"This FTA also represents the best market access package of any U.S. FTA with a developing country. It grants more than 95% of bilateral trade in consumer and industrial products immediate duty-free access to Morocco. More trade means more economic and job growth in America.
"Free trade with Middle Eastern nations such as Morocco is also strategically critical to the U.S. in the war against terror. The development of an economically sound and stable region benefits global trade and economic growth.
"The Roundtable, representing companies with a combined workforce of 10 million employees in the United States and $4 trillion in annual revenues, remains committed to further U.S. free trade agreements. The bipartisan support for FTAs demonstrates the willingness to continue to make trade liberalization and economic growth a priority."
National Corn Growers Association Press Release
Friday July 23, 2004
WASHINGTON, July 23 /PRNewswire/ — The National Corn Growers Association applauds Congress for passing by overwhelming margins the U.S.-Morocco Free Trade Agreement (FTA) this week.
"This forward-looking agreement is balanced and represents a good market opportunity for corn growers and U.S. Agriculture overall," noted National Corn Growers Association President Dee Vaughan. "The vote illustrates Congress’ commitment to being a strong force on behalf of trade in the international marketplace."

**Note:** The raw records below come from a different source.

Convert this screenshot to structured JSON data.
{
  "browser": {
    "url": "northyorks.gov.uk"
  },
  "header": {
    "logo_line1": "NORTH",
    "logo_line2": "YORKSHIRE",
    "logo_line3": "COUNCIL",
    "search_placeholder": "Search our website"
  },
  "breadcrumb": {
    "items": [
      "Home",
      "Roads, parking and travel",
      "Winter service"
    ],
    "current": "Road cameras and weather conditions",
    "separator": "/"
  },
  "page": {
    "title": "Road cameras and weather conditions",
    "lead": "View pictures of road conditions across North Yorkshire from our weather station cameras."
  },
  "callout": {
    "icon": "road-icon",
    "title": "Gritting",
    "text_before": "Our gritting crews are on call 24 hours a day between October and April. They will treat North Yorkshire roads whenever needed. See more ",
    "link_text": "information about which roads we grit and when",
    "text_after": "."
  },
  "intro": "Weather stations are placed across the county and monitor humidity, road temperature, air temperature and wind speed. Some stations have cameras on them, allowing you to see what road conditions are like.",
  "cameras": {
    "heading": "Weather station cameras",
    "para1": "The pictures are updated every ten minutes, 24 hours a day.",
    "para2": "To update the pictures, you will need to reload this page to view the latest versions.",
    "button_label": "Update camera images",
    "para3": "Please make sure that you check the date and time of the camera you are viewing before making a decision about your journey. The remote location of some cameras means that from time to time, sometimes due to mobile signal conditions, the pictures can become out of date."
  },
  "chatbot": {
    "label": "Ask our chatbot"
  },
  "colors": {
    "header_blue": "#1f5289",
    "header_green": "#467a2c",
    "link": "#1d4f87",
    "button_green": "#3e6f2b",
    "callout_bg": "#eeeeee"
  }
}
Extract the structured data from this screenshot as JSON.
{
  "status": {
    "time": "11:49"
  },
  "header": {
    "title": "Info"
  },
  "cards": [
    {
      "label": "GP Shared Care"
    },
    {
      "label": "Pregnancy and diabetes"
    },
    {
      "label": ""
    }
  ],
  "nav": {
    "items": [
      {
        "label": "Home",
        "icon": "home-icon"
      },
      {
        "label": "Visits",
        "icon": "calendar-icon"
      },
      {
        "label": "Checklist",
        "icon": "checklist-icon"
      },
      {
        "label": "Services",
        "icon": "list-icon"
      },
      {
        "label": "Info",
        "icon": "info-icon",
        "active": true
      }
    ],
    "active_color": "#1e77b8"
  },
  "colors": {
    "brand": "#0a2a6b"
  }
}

The legislation passed the Senate July 21 by a vote of 85 to 13; the House followed with its approval July 22 with a vote of 323 to 99. "Chairmen (Charles) Grassley and (Bill) Thomas should be applauded for their hard work and quick action this week," said Vaughan.
"The National Corn Growers Association would also like to thank President Bush, U.S. Trade Representative Robert Zoellick and Agriculture Ambassador Allen Johnson for a job well done. This agreement would not have been possible if not for their tireless efforts and the hard work of the U.S. negotiating team. They continue to show their strong support and commitment to U.S. agriculture," said Vaughan.
The Morocco FTA cuts the tariff on U.S. corn initially in half (to 17.5 percent for lower value per ton shipments based on its reference price system), and then proceeds to zero by year six based on linear reductions.
"The Morocco FTA provides U.S. exports a significant advantage in the Moroccan market," said Doug Boisen, chair of NCGA’s Joint Trade Policy A-Team. Morocco has a strong demand for U.S. feed grains and driving Morocco’s feed grain demand is poultry production, the fastest growing meat production sector in Morocco. The duty-free corn would save the Moroccan poultry and livestock industries approximately $30 million per year based on current imports and applied duties.
Also this week, NCGA, along with 27 other commodity organizations, sent a letter to the Senate and House of Representatives, supporting the Morocco FTA, urging passage of the pact.
The letter stated the agreement could lead to $260 million in increased sales per year by 2015, while Morocco agricultural sales to the U.S. would increase by $25 million. The agreement will also help maintain U.S. agriculture’s competitiveness in the market as well as help to streamline and expedite U.S. sales.
"Corn growers support an aggressive trade agenda and we applaud Congress for the vote this week. Together, we can expand market opportunities that will help the U.S. corn industry remain competitive and profitable in the years to come," concluded Vaughan.
To view the letter in its entirety, please visit the letters section at the NCGA web site, http://www.ncga.com.